The first 100 days of the Trump presidency were a rollercoaster of fun and existential terror for many. That doesn’t appear likely to change anytime soon, especially after a new report that the President himself was “directly involved” in trying to suss out who embarrassed him by tweeting out photos comparing the crowd sizes at his inauguration and Obama’s in 2009.
After Sean Spicer famously insisted the crowd size at Trump’s inauguration was bigger during his first press briefing, Reince Priebus said it was the media’s fault, and Trump complained about media coverage of the crowd sizes in front of the memorial wall at CIA headquarters, in a matter of days, it seemed the story ran its course. However, thanks to a FOIA request, we now know that Trump himself put pressure on anyone he could to unmask the rogue tweeter behind the infamous National Parks Service tweet that showed the stark difference in crowd sizes. Per CBS:
“Obviously, this has become a very sensitive issue, especially since the President has gotten directly involved and contacted Acting Director Mike Reynolds concerned about one of the images that was retweeted,” wrote Tim Cash, Chief of Digital Strategy at the National Park Service in a Jan. 21 email to Shaun Cavanaugh, the agency’s Chief Information Security Officer.

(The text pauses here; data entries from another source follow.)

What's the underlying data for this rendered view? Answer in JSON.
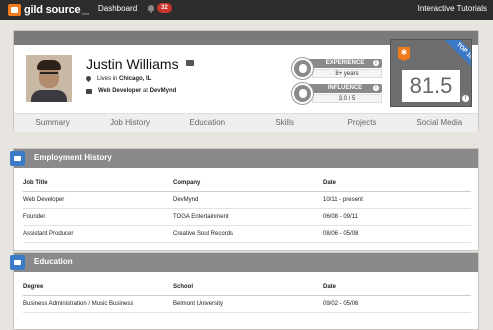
{
  "nav": {
    "logo_text": "gild source",
    "logo_tm": "beta",
    "dashboard_label": "Dashboard",
    "notification_count": "32",
    "tutorials_label": "Interactive Tutorials"
  },
  "profile": {
    "name": "Justin Williams",
    "lives_in_prefix": "Lives in",
    "location": "Chicago, IL",
    "job_title": "Web Developer",
    "job_at": "at",
    "company": "DevMynd",
    "experience_label": "EXPERIENCE",
    "experience_value": "8+ years",
    "influence_label": "INFLUENCE",
    "influence_value": "3.0 / 5",
    "score": "81.5",
    "ribbon_label": "TOP 10%",
    "info_glyph": "i"
  },
  "tabs": [
    "Summary",
    "Job History",
    "Education",
    "Skills",
    "Projects",
    "Social Media"
  ],
  "employment": {
    "title": "Employment History",
    "columns": [
      "Job Title",
      "Company",
      "Date"
    ],
    "rows": [
      [
        "Web Developer",
        "DevMynd",
        "10/11 - present"
      ],
      [
        "Founder",
        "TOGA Entertainment",
        "06/08 - 09/11"
      ],
      [
        "Assistant Producer",
        "Creative Soul Records",
        "08/06 - 05/08"
      ]
    ]
  },
  "education": {
    "title": "Education",
    "columns": [
      "Degree",
      "School",
      "Date"
    ],
    "rows": [
      [
        "Business Administration / Music Business",
        "Belmont University",
        "09/02 - 05/06"
      ]
    ]
  },
  "colors": {
    "nav_bg": "#2c2c2c",
    "accent_orange": "#f07b1d",
    "accent_blue": "#3c79c6",
    "badge_red": "#c8352e",
    "header_gray": "#8a8a8a"
  },
  "icons": [
    "bell-icon",
    "mail-icon",
    "location-pin-icon",
    "briefcase-icon",
    "experience-icon",
    "influence-icon",
    "star-badge-icon",
    "info-icon",
    "employment-icon",
    "education-icon"
  ]
}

Like some sort of C-grade spy thriller, the FOIA request also unearthed a memo describing the National Parks Services’ efforts to find the tweeter. After running down the ISP of the posts to northern California, the agency thought the post may have been an accidental posting of material meant for a personal account (which “has happened on multiple occasions in the past with other NPS social media accounts,” according to the memo), but the agency concluded the account might be compromised. Sounds like taxpayer-funded man hours well spent.